Prince Harry: I'm so lucky to be able to make a difference

Prince Harry has revealed his attitude has changed towards his royal role and said he feels "lucky" to be able to "make a difference".

The 32-year-old, speaking in an ITV documentary about his charity work in Lesotho, said he used to "bury his head in the sand" but now views life "very, very differently".

He said he no longer struggles against his royal role and instead feels the need to "make something" of his life.

"I always feel like I need to make something of my life," the prince said.

"I was fighting the system going 'I don't want to be this person - my mother died when I was very, very young and I don't want to be in this position'.

"But now I'm just so fired up and energised to be lucky enough to be in a position to make a difference."

Harry co-founded the charity Sentebale - meaning "forget me not" - with Prince Seeiso of Lesotho in 2006 to improve prospects for the thousands of children and young people affected by HIV/Aids in the landlocked African country.

Prince Harry with Prince Seeiso of Lesotho Credit: PA

It has since delivered adolescent-friendly HIV testing and counselling services to more than 21,000 people, and plans to expand into four or five sub-Saharan African countries by 2020.

Harry first visited Lesotho 12 years ago, shadowed by broadcaster Tom Bradby, who interviewed the Prince for the documentary.

In the film, Harry urges people to do good, claiming it is "fun to be good" but "boring to be bad".

"If you're me, if you're your Average Joe, if whoever you are, if you can't affect politics and change the big things in the world then just do whatever you can do - whether it's in your local community, your village, your local church - walking down the street, opening a door for an old lady, helping them cross the road.

"Whatever if it is, just do good. Why wouldn't you?

"The good stories are what make people tick everyday, surely? It's fun to be good and it's boring to be bad, but you can be naughty as well."

Harry also receives praise in the documentary from Sir Elton John, who urged people to go to see the work being done by Sentebale, saying: "If his mother was alive, she'd still be doing the work she set out to be doing, and he's carrying it on in the best possible way."

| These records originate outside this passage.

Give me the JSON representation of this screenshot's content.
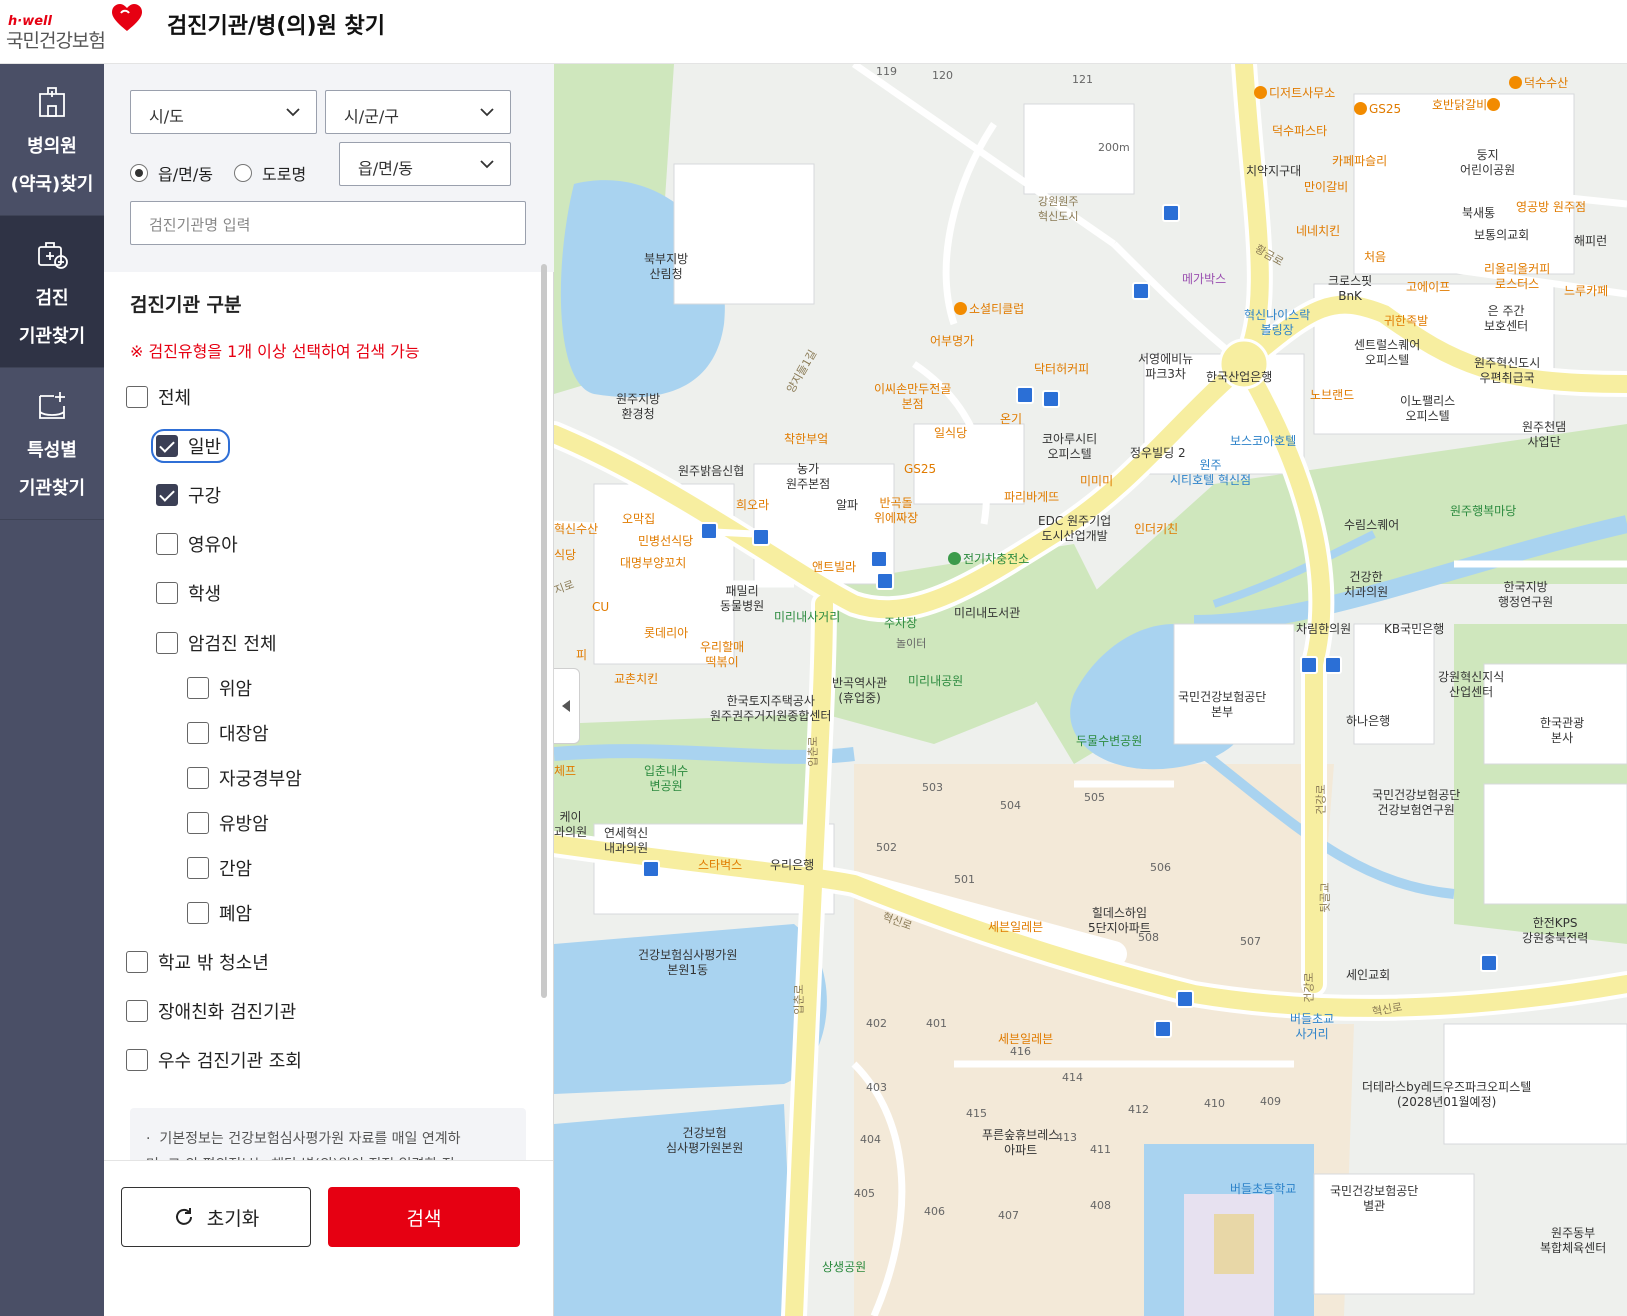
{
  "header": {
    "logo_hwell": "h·well",
    "logo_brand": "국민건강보험",
    "title": "검진기관/병(의)원 찾기"
  },
  "nav": [
    {
      "line1": "병의원",
      "line2": "(약국)찾기",
      "icon": "hospital-building-icon",
      "active": false
    },
    {
      "line1": "검진",
      "line2": "기관찾기",
      "icon": "medical-kit-icon",
      "active": true
    },
    {
      "line1": "특성별",
      "line2": "기관찾기",
      "icon": "clipboard-plus-icon",
      "active": false
    }
  ],
  "filters": {
    "sido": "시/도",
    "sigungu": "시/군/구",
    "radio_eup": "읍/면/동",
    "radio_road": "도로명",
    "eupmyeondong": "읍/면/동",
    "name_placeholder": "검진기관명 입력"
  },
  "category": {
    "title": "검진기관 구분",
    "notice": "※ 검진유형을 1개 이상 선택하여 검색 가능",
    "items": [
      {
        "label": "전체",
        "checked": false
      },
      {
        "label": "일반",
        "checked": true
      },
      {
        "label": "구강",
        "checked": true
      },
      {
        "label": "영유아",
        "checked": false
      },
      {
        "label": "학생",
        "checked": false
      },
      {
        "label": "암검진 전체",
        "checked": false
      },
      {
        "label": "위암",
        "checked": false
      },
      {
        "label": "대장암",
        "checked": false
      },
      {
        "label": "자궁경부암",
        "checked": false
      },
      {
        "label": "유방암",
        "checked": false
      },
      {
        "label": "간암",
        "checked": false
      },
      {
        "label": "폐암",
        "checked": false
      },
      {
        "label": "학교 밖 청소년",
        "checked": false
      },
      {
        "label": "장애친화 검진기관",
        "checked": false
      },
      {
        "label": "우수 검진기관 조회",
        "checked": false
      }
    ]
  },
  "info": {
    "line1": "기본정보는 건강보험심사평가원 자료를 매일 연계하",
    "line2": "며, 그 외 편의정보는 해당 병(의)원이 직접 입력한 정"
  },
  "buttons": {
    "reset": "초기화",
    "search": "검색"
  },
  "map": {
    "pois": {
      "p1": "디저트사무소",
      "p2": "GS25",
      "p3": "호반닭갈비",
      "p4": "덕수수산",
      "p5": "덕수파스타",
      "p6": "치악지구대",
      "p7": "카페파슬리",
      "p8": "만이갈비",
      "p9": "둥지\n어린이공원",
      "p10": "북새통",
      "p11": "영공방 원주점",
      "p12": "보통의교회",
      "p13": "해피런",
      "p14": "강원원주\n혁신도시",
      "p15": "200m",
      "p16": "네네치킨",
      "p17": "처음",
      "p18": "크로스핏\nBnK",
      "p19": "고에이프",
      "p20": "리올리올커피\n로스터스",
      "p21": "느루카페",
      "p22": "북부지방\n산림청",
      "p23": "메가박스",
      "p24": "혁신나이스락\n볼링장",
      "p25": "소셜티클럽",
      "p26": "귀한족발",
      "p27": "은 주간\n보호센터",
      "p28": "센트럴스퀘어\n오피스텔",
      "p29": "원주혁신도시\n우편취급국",
      "p30": "어부명가",
      "p31": "닥터허커피",
      "p32": "서영에비뉴\n파크3차",
      "p33": "한국산업은행",
      "p34": "노브랜드",
      "p35": "이노팰리스\n오피스텔",
      "p36": "원주천댐\n사업단",
      "p37": "원주지방\n환경청",
      "p38": "이씨손만두전골\n본점",
      "p39": "온기",
      "p40": "일식당",
      "p41": "착한부엌",
      "p42": "코아루시티\n오피스텔",
      "p43": "정우빌딩 2",
      "p44": "보스코아호텔",
      "p45": "원주밝음신협",
      "p46": "농가\n원주본점",
      "p47": "GS25",
      "p48": "파리바게뜨",
      "p49": "미미미",
      "p50": "원주\n시티호텔 혁신점",
      "p51": "희오라",
      "p52": "알파",
      "p53": "반곡돌\n위에짜장",
      "p54": "EDC 원주기업\n도시산업개발",
      "p55": "인더키친",
      "p56": "원주행복마당",
      "p57": "수림스퀘어",
      "p58": "혁신수산",
      "p59": "오막집",
      "p60": "민병선식당",
      "p61": "식당",
      "p62": "대명부양꼬치",
      "p63": "앤트빌라",
      "p64": "전기차충전소",
      "p65": "건강한\n치과의원",
      "p66": "한국지방\n행정연구원",
      "p67": "CU",
      "p68": "패밀리\n동물병원",
      "p69": "미리내사거리",
      "p70": "주차장",
      "p71": "미리내도서관",
      "p72": "롯데리아",
      "p73": "놀이터",
      "p74": "차림한의원",
      "p75": "KB국민은행",
      "p76": "우리할매\n떡볶이",
      "p77": "피",
      "p78": "교촌치킨",
      "p79": "반곡역사관\n(휴업중)",
      "p80": "미리내공원",
      "p81": "국민건강보험공단\n본부",
      "p82": "강원혁신지식\n산업센터",
      "p83": "한국토지주택공사\n원주권주거지원종합센터",
      "p84": "하나은행",
      "p85": "한국관광\n본사",
      "p86": "두물수변공원",
      "p87": "입춘내수\n변공원",
      "p88": "체프",
      "p89": "국민건강보험공단\n건강보험연구원",
      "p90": "케이\n과의원",
      "p91": "연세혁신\n내과의원",
      "p92": "스타벅스",
      "p93": "우리은행",
      "p94": "세븐일레븐",
      "p95": "힐데스하임\n5단지아파트",
      "p96": "한전KPS\n강원충북전력",
      "p97": "세인교회",
      "p98": "건강보험심사평가원\n본원1동",
      "p99": "버들초교\n사거리",
      "p100": "세븐일레븐",
      "p101": "더테라스by레드우즈파크오피스텔\n(2028년01월예정)",
      "p102": "푸른숲휴브레스\n아파트",
      "p103": "건강보험\n심사평가원본원",
      "p104": "버들초등학교",
      "p105": "국민건강보험공단\n별관",
      "p106": "원주동부\n복합체육센터",
      "p107": "상생공원"
    },
    "roads": {
      "r1": "황금로",
      "r2": "양지들1길",
      "r3": "입춘로",
      "r4": "혁신로",
      "r5": "건강로",
      "r6": "뒷골교",
      "r7": "입춘로",
      "r8": "건강로",
      "r9": "혁신로",
      "r10": "지로"
    },
    "numbers": {
      "n1": "119",
      "n2": "120",
      "n3": "121",
      "n4": "503",
      "n5": "504",
      "n6": "505",
      "n7": "502",
      "n8": "501",
      "n9": "506",
      "n10": "508",
      "n11": "507",
      "n12": "402",
      "n13": "401",
      "n14": "416",
      "n15": "414",
      "n16": "403",
      "n17": "415",
      "n18": "413",
      "n19": "412",
      "n20": "410",
      "n21": "409",
      "n22": "404",
      "n23": "411",
      "n24": "405",
      "n25": "406",
      "n26": "407",
      "n27": "408"
    }
  },
  "colors": {
    "brand_red": "#e60012",
    "nav_bg": "#4a4f66",
    "nav_active": "#2f3345",
    "map_road": "#f7eea0",
    "map_water": "#a9d3f0",
    "map_park": "#cfe7bd"
  }
}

The film, which also features singer Joss Stone and Coldplay frontman Chris Martin, shows Harry being reunited with a local teenager, Mutsu, whom he met on his first visit to Lesotho, and the Prince dancing with local children.

  • Prince Harry In Africa will be broadcast on ITV at 9pm on Monday.